Like most places in the county, apple, cherry and peach trees have all lost crops to the cold.

“You can commercially grow fine-wine grapes, at least where I am, so the frost hasn’t been an issue.”

Ross isn’t a stranger to the wine business.

He started when he taught a wine class in 1975. It didn’t pay anything, but he did get work on the business side.

“You can’t be in the sales side without absorbing by osmosis some of the wind knowledge,” he said. “I started out doing home-made wine, a cabernet just for fun with a couple of friends. I received a god medal for a wine I made in 1985.”

But Ross said buying grapes and making wine didn’t quite fulfill him.

“Something was missing until I tried growing it myself,” he said. “I stated with a small vineyard in Southern California, but I did everything wrong.”

And after he started winning awards he began to pay more attention to the details.

“I really got the bug when I got all these awards,” he said. “I took a more concerted effort. ‘Hey man,’ I said, ‘don’t leave that bottle uncleaned. Clean everything. Make sure you have CO2.’”

He said he grows mostly white wine, but he does produce a red and a rosé.

“The growing area demands white wine,” he said. “You can’t put a square peg in a round hole.
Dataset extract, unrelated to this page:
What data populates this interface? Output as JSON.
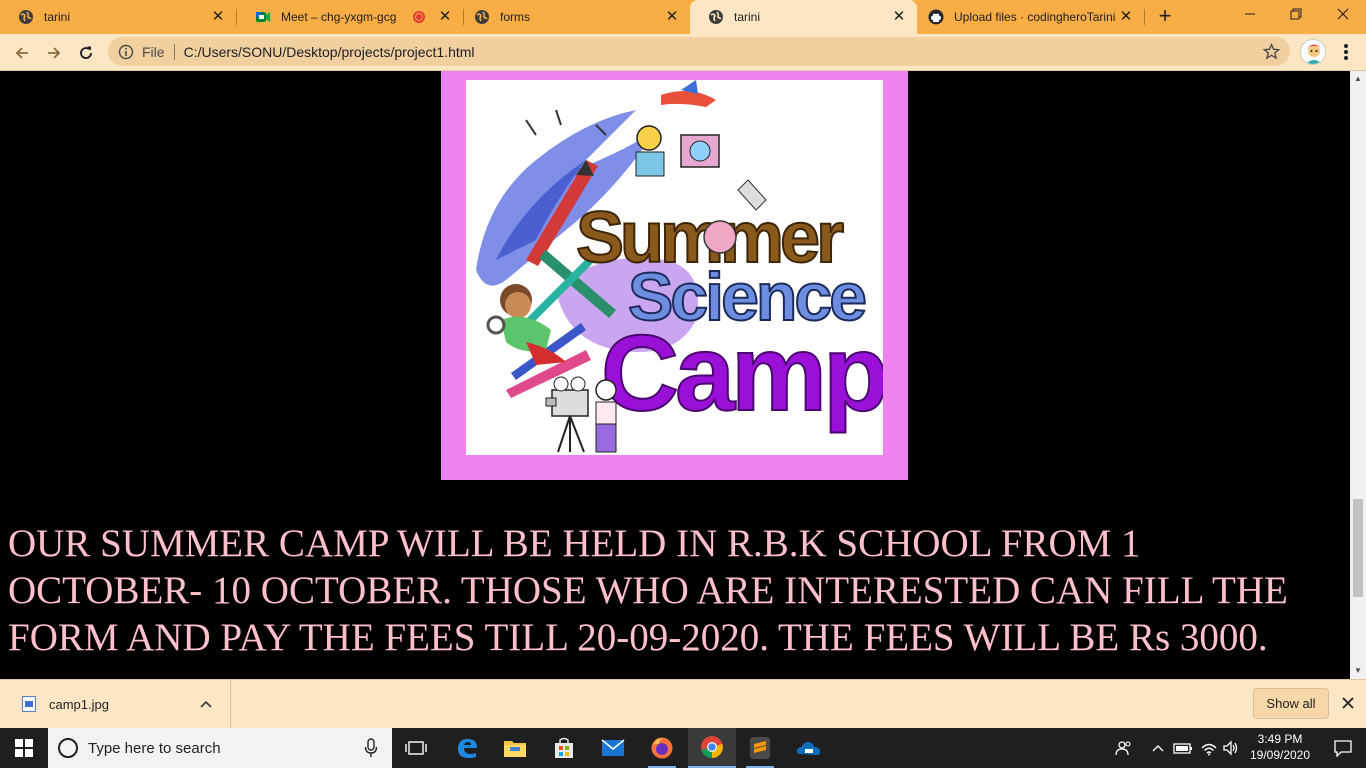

It has to be white.”

He said one of the things he has to watch out for is oxidation.

“’When you cut open an apple, it starts to go brown,” he said. “If you rack the wine from one jug to another, and don’t take care of oxidation, it will go brown.”

He said he took a more professional approach when he started growing his own grapes.

“With all the work I did in the vineyard, I’m not going to blow it,” he said. “I want to prove to myself I can do it.”

Don’t expect to see Ross’ Bulldog Walker River Estate label on store shelves, though.

“I’m not going to sell it,” he said. “Douglas, and the state, and the feds would all want their piece of the pie. I’d have to deal with the board of health and all of those things.”

The bulldog on the wine label refers to Ross’ dog, Stella.

“I own bulldogs,” he said. “They’re a lifestyle, almost as bad as the grapes. They chase me out into the vineyard. They’re a lot of fun.”

Ross said he wanted to prove to himself he could grow grapes and turn them into wine here.

“Now I want to let people know you can grow something other than alfalfa here,” he said.